▶ Directions for this task:
Omit every picture, then give all the entries again exactly.

▶ Extracted entries:
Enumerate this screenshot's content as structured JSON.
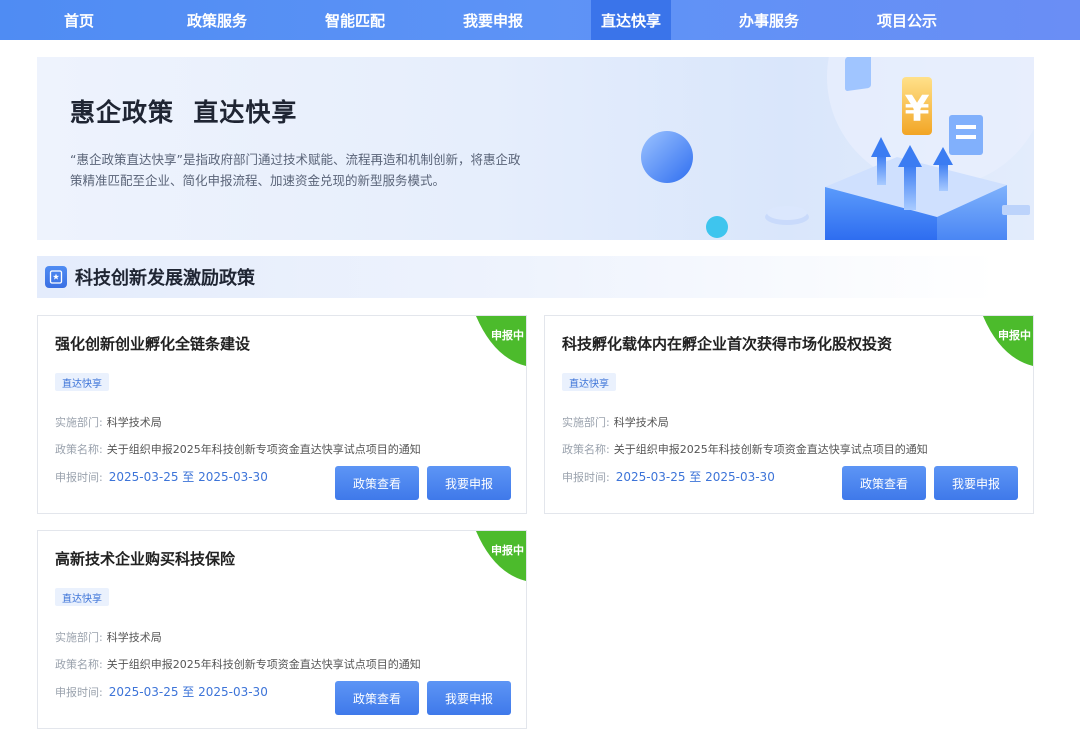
{
  "nav": {
    "items": [
      "首页",
      "政策服务",
      "智能匹配",
      "我要申报",
      "直达快享",
      "办事服务",
      "项目公示"
    ],
    "active_index": 4
  },
  "banner": {
    "title": "惠企政策  直达快享",
    "description": "“惠企政策直达快享”是指政府部门通过技术赋能、流程再造和机制创新，将惠企政策精准匹配至企业、简化申报流程、加速资金兑现的新型服务模式。"
  },
  "section": {
    "title": "科技创新发展激励政策",
    "icon": "star-doc-icon"
  },
  "colors": {
    "primary": "#3f79ea",
    "ribbon": "#4cbb2c",
    "tag_bg": "#eaf1fd"
  },
  "cards": [
    {
      "title": "强化创新创业孵化全链条建设",
      "status": "申报中",
      "tag": "直达快享",
      "dept_label": "实施部门:",
      "dept": "科学技术局",
      "policy_label": "政策名称:",
      "policy": "关于组织申报2025年科技创新专项资金直达快享试点项目的通知",
      "time_label": "申报时间:",
      "time": "2025-03-25 至 2025-03-30",
      "view_label": "政策查看",
      "apply_label": "我要申报"
    },
    {
      "title": "科技孵化载体内在孵企业首次获得市场化股权投资",
      "status": "申报中",
      "tag": "直达快享",
      "dept_label": "实施部门:",
      "dept": "科学技术局",
      "policy_label": "政策名称:",
      "policy": "关于组织申报2025年科技创新专项资金直达快享试点项目的通知",
      "time_label": "申报时间:",
      "time": "2025-03-25 至 2025-03-30",
      "view_label": "政策查看",
      "apply_label": "我要申报"
    },
    {
      "title": "高新技术企业购买科技保险",
      "status": "申报中",
      "tag": "直达快享",
      "dept_label": "实施部门:",
      "dept": "科学技术局",
      "policy_label": "政策名称:",
      "policy": "关于组织申报2025年科技创新专项资金直达快享试点项目的通知",
      "time_label": "申报时间:",
      "time": "2025-03-25 至 2025-03-30",
      "view_label": "政策查看",
      "apply_label": "我要申报"
    }
  ]
}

▶ Solved problem:
Enumerate this screenshot's content as structured JSON.
{
  "nav": {
    "items": [
      "首页",
      "政策服务",
      "智能匹配",
      "我要申报",
      "直达快享",
      "办事服务",
      "项目公示"
    ],
    "active_index": 4
  },
  "banner": {
    "title": "惠企政策  直达快享",
    "description": "“惠企政策直达快享”是指政府部门通过技术赋能、流程再造和机制创新，将惠企政策精准匹配至企业、简化申报流程、加速资金兑现的新型服务模式。"
  },
  "section": {
    "title": "科技创新发展激励政策",
    "icon": "star-doc-icon"
  },
  "colors": {
    "primary": "#3f79ea",
    "ribbon": "#4cbb2c",
    "tag_bg": "#eaf1fd"
  },
  "cards": [
    {
      "title": "强化创新创业孵化全链条建设",
      "status": "申报中",
      "tag": "直达快享",
      "dept_label": "实施部门:",
      "dept": "科学技术局",
      "policy_label": "政策名称:",
      "policy": "关于组织申报2025年科技创新专项资金直达快享试点项目的通知",
      "time_label": "申报时间:",
      "time": "2025-03-25 至 2025-03-30",
      "view_label": "政策查看",
      "apply_label": "我要申报"
    },
    {
      "title": "科技孵化载体内在孵企业首次获得市场化股权投资",
      "status": "申报中",
      "tag": "直达快享",
      "dept_label": "实施部门:",
      "dept": "科学技术局",
      "policy_label": "政策名称:",
      "policy": "关于组织申报2025年科技创新专项资金直达快享试点项目的通知",
      "time_label": "申报时间:",
      "time": "2025-03-25 至 2025-03-30",
      "view_label": "政策查看",
      "apply_label": "我要申报"
    },
    {
      "title": "高新技术企业购买科技保险",
      "status": "申报中",
      "tag": "直达快享",
      "dept_label": "实施部门:",
      "dept": "科学技术局",
      "policy_label": "政策名称:",
      "policy": "关于组织申报2025年科技创新专项资金直达快享试点项目的通知",
      "time_label": "申报时间:",
      "time": "2025-03-25 至 2025-03-30",
      "view_label": "政策查看",
      "apply_label": "我要申报"
    }
  ]
}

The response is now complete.